Revisit the roles and responsibilities of KVK staff
In the present system, the head of the KVK is burdened with an excessive workload. It is but natural that the head must be responsible for everything. This doesn’t necessarily mean he or she does everything. An annual plan demands at least a week’s time for preparation and another week for travel and participation in the zonal planning meeting. Ditto for the annual review workshop. At least one week to take part in the national KVK conference. Another fortnight to convene, prepare and complete the scientific advisory committee meeting at the KVK level. Add to these the planning and review meetings of different central schemes and projects each KVK handles. Plus, the quintessential field visits to monitor the OFTs and FLDs.
The head is literally expected to be on wheels continuously and in the forefront of all these events. On the other hand, there is one or the other report, data, or updates to be sent to the ATARI almost every day, including the replies to questions in parliament. This means the head must be in front of the computer every day. Being on the toes and before the computer simultaneously isn’t something one can manage without support and cooperation from the team. However, when the other scientists in the KVKs are qualified and talented it is but natural that they would have their own aspirations. But when they know they are not getting relevant exposure or platforms to showcase their talents, nor the opportunities to lead any of the activities how will they feel a sense of belonging? Why would they feel accountable when it is the head who will be facing the music all the time? Once this thought seeps in it really puts the head in a precarious situation. The sharing of roles and responsibilities and the delegation mechanism therefore calls for a reality check.
Safeguard KVKs from being overdrawn into non-technical and political events
The KVKs provide direct access to the farmers at the grassroots level for the Central Government. Unfortunately, this has become quite a burden for the KVKs in recent years. For every agriculture-related event, occasion, launch, or live telecast the KVKs must mobilize farmers, invite MPs and MLAs, prepare a report and video clips, and dispatch them on the same day. If the KVKs are drawn into such activities, especially when such activities have nothing to do with the KVKs’ mandated activities, the KVKs are not only likely to get distracted but also tend to lose the goodwill built with the farmer communities so painstakingly over the years.
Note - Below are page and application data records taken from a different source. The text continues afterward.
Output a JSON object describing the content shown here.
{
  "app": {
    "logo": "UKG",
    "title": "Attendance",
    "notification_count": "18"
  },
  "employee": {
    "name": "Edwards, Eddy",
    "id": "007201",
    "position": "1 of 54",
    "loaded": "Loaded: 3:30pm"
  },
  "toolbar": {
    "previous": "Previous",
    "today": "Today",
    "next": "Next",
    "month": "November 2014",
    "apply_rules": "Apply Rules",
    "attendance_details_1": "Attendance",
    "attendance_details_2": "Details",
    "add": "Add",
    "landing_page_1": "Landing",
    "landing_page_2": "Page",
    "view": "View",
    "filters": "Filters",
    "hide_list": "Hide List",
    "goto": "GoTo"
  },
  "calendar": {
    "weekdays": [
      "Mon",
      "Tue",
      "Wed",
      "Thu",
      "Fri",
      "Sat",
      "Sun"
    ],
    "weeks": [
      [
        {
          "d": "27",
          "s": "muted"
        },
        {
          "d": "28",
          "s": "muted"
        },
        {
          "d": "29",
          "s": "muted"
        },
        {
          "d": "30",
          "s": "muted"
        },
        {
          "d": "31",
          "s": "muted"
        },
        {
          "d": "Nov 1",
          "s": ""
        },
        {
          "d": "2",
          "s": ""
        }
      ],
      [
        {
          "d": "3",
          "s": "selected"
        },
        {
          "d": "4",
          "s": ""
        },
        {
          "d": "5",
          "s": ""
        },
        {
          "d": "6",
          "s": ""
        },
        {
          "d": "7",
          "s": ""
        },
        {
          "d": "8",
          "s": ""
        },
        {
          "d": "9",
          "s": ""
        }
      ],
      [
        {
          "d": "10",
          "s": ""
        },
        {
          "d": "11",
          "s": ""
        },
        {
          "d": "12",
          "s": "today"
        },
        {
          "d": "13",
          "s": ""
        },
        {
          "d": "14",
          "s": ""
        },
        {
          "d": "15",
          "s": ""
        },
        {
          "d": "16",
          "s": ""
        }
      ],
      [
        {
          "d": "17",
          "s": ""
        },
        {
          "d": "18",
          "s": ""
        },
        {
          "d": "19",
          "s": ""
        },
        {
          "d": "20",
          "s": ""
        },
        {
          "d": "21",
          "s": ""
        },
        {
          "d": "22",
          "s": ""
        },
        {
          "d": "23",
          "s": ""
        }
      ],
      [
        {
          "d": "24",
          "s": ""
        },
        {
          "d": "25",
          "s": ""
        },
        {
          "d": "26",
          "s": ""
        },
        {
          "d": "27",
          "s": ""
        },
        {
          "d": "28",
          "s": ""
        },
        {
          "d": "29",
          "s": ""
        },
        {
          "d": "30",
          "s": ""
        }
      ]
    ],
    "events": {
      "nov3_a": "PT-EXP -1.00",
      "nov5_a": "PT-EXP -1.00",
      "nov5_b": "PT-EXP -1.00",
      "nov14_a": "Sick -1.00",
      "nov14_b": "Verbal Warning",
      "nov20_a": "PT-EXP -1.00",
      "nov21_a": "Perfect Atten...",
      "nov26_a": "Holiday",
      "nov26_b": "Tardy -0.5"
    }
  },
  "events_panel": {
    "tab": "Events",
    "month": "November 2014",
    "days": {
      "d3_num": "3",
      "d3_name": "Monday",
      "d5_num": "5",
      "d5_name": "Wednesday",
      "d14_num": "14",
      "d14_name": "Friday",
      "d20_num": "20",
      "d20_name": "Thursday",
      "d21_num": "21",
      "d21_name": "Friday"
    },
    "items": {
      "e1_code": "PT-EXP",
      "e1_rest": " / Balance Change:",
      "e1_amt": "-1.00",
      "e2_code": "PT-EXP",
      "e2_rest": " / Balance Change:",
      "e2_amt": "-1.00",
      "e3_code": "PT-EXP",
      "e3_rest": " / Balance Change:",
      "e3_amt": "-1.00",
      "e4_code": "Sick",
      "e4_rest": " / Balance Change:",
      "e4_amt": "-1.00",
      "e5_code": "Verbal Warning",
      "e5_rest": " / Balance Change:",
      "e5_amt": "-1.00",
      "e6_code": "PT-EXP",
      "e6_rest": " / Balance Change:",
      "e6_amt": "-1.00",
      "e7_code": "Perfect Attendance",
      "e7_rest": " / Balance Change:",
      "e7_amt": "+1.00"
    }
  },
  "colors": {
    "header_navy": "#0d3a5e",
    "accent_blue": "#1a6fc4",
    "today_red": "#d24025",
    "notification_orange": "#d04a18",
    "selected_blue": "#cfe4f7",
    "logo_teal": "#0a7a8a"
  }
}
The KVKs must identify themselves among the stakeholders only from their mandated work and nothing else.
Dr Peter Kenmore, the then (2012) Country Representative in India, Food and Agricultural Organization of the United Nations, New Delhi, said that the KVKs are brilliant institutional innovations inspiring the world in the 21st century. Around the same time, the ICAR was mulling the idea of replicating the KVK concept in African countries. Every deliberation on the KVKs ends up with singing paeans on how important the KVKs are and why it is necessary that they must be strengthened; yet somehow no one bothers to walk this talk.
There is an apocryphal story told about Sir M. Visvesvaraya, a modernist visionary. It is said that when he saw the white cascades of water at the Jog Falls in Karnataka, he exclaimed: “What a waste!” His engineer’s mind saw hydroelectric potential when others saw the raw beauty of the waterfalls.
The KVK potential is certainly being wasted; ironically, there is no beauty around the KVKs that one wishes to bask in.
Dr Arun Balamatti is a development professional and he can be reached at email@example.com.